= Beginning of Section =
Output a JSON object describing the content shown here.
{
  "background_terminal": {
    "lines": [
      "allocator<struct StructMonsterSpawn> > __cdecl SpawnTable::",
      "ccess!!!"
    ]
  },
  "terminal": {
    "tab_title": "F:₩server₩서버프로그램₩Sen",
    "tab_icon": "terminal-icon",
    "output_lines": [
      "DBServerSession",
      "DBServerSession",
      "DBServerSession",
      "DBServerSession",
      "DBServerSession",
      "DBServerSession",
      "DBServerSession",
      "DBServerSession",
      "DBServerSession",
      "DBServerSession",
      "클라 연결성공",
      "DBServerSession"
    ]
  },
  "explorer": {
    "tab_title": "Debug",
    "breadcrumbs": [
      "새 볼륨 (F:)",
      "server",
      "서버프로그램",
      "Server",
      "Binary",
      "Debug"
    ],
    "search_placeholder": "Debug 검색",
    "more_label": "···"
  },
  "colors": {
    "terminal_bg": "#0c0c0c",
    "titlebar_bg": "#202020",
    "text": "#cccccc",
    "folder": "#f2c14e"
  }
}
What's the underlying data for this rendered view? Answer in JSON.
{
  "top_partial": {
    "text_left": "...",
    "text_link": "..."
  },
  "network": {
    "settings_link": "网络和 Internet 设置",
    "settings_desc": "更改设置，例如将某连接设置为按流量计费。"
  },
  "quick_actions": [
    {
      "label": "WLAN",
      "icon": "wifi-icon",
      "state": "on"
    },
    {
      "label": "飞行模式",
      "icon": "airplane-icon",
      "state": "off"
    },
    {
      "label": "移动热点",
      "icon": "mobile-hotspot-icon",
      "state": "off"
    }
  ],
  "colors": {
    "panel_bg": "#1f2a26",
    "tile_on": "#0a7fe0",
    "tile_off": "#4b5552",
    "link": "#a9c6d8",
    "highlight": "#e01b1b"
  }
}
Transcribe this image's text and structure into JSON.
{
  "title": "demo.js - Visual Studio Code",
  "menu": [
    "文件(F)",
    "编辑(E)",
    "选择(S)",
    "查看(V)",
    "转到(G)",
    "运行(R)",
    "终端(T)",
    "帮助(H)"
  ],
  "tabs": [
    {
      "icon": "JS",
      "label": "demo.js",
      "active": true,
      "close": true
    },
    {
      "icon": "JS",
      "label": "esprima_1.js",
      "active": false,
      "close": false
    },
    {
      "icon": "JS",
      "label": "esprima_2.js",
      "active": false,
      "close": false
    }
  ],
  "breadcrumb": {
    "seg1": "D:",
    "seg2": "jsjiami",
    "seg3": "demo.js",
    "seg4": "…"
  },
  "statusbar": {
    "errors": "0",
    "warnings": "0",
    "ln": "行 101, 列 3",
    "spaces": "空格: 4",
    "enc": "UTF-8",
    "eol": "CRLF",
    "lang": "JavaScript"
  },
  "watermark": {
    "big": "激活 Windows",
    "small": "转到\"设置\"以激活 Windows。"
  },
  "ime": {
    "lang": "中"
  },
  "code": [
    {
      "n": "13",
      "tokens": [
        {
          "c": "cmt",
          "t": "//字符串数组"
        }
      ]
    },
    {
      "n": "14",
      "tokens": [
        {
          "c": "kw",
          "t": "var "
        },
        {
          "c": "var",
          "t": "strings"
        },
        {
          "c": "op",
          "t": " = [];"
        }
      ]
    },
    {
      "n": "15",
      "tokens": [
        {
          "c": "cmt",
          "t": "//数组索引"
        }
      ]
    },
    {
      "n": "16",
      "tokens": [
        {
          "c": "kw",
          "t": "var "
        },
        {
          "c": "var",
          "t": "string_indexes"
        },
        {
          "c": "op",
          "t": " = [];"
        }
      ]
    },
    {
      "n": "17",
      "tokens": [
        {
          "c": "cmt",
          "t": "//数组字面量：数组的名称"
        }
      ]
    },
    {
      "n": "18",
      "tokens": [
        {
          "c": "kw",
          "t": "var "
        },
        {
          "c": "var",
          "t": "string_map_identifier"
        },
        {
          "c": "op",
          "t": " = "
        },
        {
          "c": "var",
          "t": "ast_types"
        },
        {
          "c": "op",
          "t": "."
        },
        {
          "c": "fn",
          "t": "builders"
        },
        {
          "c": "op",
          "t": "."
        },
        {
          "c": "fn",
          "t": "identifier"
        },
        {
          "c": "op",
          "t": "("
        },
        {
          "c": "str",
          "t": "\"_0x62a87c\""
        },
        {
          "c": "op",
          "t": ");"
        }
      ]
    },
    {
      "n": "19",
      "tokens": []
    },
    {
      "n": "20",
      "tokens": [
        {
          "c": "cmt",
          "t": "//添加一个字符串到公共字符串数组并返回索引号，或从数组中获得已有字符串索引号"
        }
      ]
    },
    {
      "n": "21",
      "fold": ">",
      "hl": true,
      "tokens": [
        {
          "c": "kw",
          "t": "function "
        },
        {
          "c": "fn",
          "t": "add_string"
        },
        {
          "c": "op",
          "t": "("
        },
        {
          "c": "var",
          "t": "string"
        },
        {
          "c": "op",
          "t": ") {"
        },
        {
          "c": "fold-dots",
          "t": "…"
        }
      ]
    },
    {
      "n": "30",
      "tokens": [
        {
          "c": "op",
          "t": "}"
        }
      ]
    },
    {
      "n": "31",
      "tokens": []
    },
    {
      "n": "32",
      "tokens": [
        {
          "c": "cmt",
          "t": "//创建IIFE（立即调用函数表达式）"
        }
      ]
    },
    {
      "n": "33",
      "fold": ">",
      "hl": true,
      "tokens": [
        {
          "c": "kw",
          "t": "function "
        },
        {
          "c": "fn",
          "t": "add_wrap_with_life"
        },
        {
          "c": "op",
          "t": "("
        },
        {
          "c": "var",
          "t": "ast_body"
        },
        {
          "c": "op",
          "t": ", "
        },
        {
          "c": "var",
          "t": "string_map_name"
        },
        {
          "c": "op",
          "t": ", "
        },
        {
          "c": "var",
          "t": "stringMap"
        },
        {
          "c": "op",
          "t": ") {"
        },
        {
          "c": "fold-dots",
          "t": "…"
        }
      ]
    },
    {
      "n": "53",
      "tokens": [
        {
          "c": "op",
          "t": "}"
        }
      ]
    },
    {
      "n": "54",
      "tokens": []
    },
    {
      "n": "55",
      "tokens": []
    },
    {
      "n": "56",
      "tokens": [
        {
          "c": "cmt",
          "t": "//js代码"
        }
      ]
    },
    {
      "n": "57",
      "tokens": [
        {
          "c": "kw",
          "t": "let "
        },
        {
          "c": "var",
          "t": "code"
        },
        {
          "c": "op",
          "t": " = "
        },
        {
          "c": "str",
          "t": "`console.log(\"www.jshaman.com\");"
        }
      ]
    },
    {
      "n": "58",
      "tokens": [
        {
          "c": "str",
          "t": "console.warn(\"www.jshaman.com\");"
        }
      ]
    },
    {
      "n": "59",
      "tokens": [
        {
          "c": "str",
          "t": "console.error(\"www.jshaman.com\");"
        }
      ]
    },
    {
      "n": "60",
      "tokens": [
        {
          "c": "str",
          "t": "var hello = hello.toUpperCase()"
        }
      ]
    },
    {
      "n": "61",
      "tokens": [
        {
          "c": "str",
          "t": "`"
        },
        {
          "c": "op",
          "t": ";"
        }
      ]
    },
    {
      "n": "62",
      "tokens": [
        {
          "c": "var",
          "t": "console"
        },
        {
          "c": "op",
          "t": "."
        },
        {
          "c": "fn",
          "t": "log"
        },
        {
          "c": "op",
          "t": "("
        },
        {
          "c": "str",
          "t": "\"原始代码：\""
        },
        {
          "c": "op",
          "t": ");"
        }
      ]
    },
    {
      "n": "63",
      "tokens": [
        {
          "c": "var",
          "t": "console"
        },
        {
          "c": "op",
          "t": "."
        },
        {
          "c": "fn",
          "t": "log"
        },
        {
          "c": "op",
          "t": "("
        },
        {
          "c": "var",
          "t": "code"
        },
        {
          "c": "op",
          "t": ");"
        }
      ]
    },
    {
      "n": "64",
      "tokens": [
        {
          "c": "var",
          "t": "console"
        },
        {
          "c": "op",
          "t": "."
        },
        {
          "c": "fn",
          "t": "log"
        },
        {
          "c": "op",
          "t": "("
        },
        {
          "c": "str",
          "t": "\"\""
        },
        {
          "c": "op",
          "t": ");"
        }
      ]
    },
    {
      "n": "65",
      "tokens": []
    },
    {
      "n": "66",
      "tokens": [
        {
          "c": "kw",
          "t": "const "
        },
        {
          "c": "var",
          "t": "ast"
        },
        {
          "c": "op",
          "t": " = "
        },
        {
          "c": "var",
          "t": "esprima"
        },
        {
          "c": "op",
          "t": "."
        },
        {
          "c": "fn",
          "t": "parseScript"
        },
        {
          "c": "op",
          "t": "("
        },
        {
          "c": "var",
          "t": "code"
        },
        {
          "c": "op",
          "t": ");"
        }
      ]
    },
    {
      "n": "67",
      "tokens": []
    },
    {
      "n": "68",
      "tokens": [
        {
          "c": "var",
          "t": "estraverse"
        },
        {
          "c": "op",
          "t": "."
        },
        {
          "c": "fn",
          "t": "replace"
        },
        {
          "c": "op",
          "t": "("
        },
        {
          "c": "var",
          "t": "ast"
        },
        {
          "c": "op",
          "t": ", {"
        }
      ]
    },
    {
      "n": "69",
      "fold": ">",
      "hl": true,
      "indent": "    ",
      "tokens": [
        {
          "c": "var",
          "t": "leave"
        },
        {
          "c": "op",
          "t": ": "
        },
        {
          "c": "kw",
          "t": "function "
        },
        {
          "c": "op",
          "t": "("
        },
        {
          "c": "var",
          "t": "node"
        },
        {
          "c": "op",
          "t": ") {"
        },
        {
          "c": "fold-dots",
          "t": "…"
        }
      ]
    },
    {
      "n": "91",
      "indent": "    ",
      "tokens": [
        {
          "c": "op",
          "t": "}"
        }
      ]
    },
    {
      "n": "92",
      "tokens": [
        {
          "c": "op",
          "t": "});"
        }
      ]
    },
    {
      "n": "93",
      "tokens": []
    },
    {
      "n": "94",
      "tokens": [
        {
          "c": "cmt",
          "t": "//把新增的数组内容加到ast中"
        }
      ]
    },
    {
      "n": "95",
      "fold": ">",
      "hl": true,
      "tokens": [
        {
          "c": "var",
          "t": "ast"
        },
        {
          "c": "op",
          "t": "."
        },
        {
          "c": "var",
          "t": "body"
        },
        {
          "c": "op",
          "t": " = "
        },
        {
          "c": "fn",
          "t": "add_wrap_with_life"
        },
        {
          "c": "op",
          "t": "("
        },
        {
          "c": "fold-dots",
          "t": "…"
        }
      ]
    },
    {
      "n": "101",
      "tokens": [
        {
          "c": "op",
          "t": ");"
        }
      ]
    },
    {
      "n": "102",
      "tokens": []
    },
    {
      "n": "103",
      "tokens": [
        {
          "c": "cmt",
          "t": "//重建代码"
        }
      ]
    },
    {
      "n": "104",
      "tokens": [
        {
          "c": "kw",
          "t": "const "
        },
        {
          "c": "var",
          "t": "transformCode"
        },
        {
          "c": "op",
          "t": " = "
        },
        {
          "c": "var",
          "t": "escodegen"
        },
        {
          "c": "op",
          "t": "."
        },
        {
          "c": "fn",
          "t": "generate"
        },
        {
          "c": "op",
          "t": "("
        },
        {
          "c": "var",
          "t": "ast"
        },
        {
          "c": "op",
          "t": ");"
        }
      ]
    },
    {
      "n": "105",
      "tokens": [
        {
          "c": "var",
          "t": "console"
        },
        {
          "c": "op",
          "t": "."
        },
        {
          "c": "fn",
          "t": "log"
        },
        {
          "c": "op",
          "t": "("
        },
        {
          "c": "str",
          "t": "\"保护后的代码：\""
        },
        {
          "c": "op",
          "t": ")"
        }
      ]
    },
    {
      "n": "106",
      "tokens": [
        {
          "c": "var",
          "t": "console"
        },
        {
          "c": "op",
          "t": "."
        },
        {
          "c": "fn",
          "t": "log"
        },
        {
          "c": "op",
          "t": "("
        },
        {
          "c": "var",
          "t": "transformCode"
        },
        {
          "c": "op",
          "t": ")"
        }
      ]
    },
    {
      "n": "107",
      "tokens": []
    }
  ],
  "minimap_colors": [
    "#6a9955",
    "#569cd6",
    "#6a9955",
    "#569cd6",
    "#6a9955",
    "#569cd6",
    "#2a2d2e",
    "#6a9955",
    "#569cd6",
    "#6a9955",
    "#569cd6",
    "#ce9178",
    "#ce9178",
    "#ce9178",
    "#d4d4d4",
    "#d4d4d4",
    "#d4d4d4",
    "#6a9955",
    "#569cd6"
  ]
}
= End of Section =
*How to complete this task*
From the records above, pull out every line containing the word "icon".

*Completed task*
    "tab_icon": "terminal-icon",
      "icon": "wifi-icon",
      "icon": "airplane-icon",
      "icon": "mobile-hotspot-icon",
      "icon": "JS",
      "icon": "JS",
      "icon": "JS",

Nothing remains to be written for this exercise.